The opossum’s success is partially due to its lack of specialized physical structure and its eating habits. This allows them to thrive in many different environments. As an omnivore and scavenger feeder, opossums eat smaller animals, plants and scraps. Some of its favorite foods are insects, mice, birds, snakes, berries, nuts, grains. They are know to scavenge through the occasional garbage bin and feed on dead animals. Opossums have an incredible immune system, which allows them to eat just about anything. In fact, they can survive a venomous bite from copperheads, cottonmouths and rattlesnakes.
Opossums are about half the size of the average house cat. Adults are between 24 to 32 inches long with a tail that extends nearly 13 inches. They weigh 4 to 12 pounds. The males are usually larger and heavier than females, but their appearance is identical. Opossums have a cone-shaped head and a pointed snout that contains 50 teeth, more teeth than any other mammal in North America. They have dark beady eyes, round ears and a rat-like tail. Their legs and feet are black or dark brown and their fur is a pale gray. This mammal lives for a relatively short period of time, 2-3 years in the wild or in captivity. The female may give birth to 18 to 22 babies but usually only 8 to 10 make it to her pouch to feed and survive.

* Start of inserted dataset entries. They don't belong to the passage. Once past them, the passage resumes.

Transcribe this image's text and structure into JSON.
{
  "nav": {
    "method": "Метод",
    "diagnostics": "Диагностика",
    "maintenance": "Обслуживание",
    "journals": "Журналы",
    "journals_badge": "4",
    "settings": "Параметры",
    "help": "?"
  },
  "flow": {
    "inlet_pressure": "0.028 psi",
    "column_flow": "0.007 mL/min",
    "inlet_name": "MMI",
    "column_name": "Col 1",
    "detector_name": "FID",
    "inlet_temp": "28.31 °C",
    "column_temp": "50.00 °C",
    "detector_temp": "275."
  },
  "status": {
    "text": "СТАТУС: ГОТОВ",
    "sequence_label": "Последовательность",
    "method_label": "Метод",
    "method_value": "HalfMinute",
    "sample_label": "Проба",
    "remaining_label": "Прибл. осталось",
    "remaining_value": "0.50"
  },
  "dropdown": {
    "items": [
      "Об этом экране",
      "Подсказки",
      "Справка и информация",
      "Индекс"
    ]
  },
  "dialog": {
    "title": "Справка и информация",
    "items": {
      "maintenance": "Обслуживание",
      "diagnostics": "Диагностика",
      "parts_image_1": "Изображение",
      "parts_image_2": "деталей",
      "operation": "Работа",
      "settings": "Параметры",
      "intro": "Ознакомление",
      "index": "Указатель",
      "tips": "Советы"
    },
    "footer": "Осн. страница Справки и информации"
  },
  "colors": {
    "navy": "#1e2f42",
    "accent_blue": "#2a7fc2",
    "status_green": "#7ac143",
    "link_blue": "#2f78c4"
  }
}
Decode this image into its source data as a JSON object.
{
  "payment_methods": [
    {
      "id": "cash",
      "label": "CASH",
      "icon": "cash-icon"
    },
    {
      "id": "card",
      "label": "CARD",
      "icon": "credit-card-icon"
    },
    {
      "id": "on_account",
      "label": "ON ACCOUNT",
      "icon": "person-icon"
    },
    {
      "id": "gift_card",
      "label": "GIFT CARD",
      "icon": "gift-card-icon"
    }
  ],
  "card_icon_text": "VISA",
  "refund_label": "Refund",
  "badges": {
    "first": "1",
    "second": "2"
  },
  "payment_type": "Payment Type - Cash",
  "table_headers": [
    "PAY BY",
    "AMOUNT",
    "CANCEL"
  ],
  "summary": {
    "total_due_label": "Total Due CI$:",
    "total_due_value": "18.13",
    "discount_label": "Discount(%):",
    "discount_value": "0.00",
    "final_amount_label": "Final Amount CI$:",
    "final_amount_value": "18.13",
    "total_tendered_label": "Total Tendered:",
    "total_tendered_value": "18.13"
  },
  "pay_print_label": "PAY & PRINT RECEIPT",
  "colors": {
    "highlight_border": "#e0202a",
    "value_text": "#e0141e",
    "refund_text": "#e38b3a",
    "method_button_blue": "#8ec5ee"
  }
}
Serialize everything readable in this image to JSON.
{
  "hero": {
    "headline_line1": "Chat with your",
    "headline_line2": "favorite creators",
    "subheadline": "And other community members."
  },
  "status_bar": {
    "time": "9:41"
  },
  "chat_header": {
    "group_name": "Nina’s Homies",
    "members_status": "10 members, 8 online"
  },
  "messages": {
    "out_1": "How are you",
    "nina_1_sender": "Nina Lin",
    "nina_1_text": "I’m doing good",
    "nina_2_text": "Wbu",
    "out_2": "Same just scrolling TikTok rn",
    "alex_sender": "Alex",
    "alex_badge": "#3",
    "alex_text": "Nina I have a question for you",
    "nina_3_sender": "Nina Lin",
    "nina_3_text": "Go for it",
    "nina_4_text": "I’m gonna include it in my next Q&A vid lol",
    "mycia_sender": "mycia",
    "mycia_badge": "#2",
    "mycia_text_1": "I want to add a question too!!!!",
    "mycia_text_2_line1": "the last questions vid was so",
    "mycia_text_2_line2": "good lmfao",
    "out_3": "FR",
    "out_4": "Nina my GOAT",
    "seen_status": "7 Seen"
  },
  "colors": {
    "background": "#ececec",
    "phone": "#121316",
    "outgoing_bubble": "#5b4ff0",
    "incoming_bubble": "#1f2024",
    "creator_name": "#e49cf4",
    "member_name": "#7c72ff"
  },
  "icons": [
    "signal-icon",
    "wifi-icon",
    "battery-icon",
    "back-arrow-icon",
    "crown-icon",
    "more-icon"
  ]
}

To escape a predator, opossums have several defense mechanisms. They can hide or climb a tree, gripping with their opposable thumbs and balancing with their tail. They can change their generally passive demeanor into aggressive behavior by growling, hissing or clicking their teeth. Their unique defensive tactic is to “play dead.” When the opossum fears death, it can collapse into a motionless state. Its eyes and mouth will remain open, its tongue will hang out and its breathing will become shallow. Sometimes the opossum will even release a musky, decay scent. Predators include foxes, coyotes, bobcats, dogs, hawks, owls and snakes. Many opossums are killed by cars as they cross a street or eat other road-killed animals. They are hunted for their fur and meat.
Opossums live in hidden, dark areas, beneath porches, in hollow logs or in abandoned burrows of other animals. They are mostly nocturnal. Opossums have poor eye sight but a keen sense of smell and touch, which allows them to hunt successfully in the dark.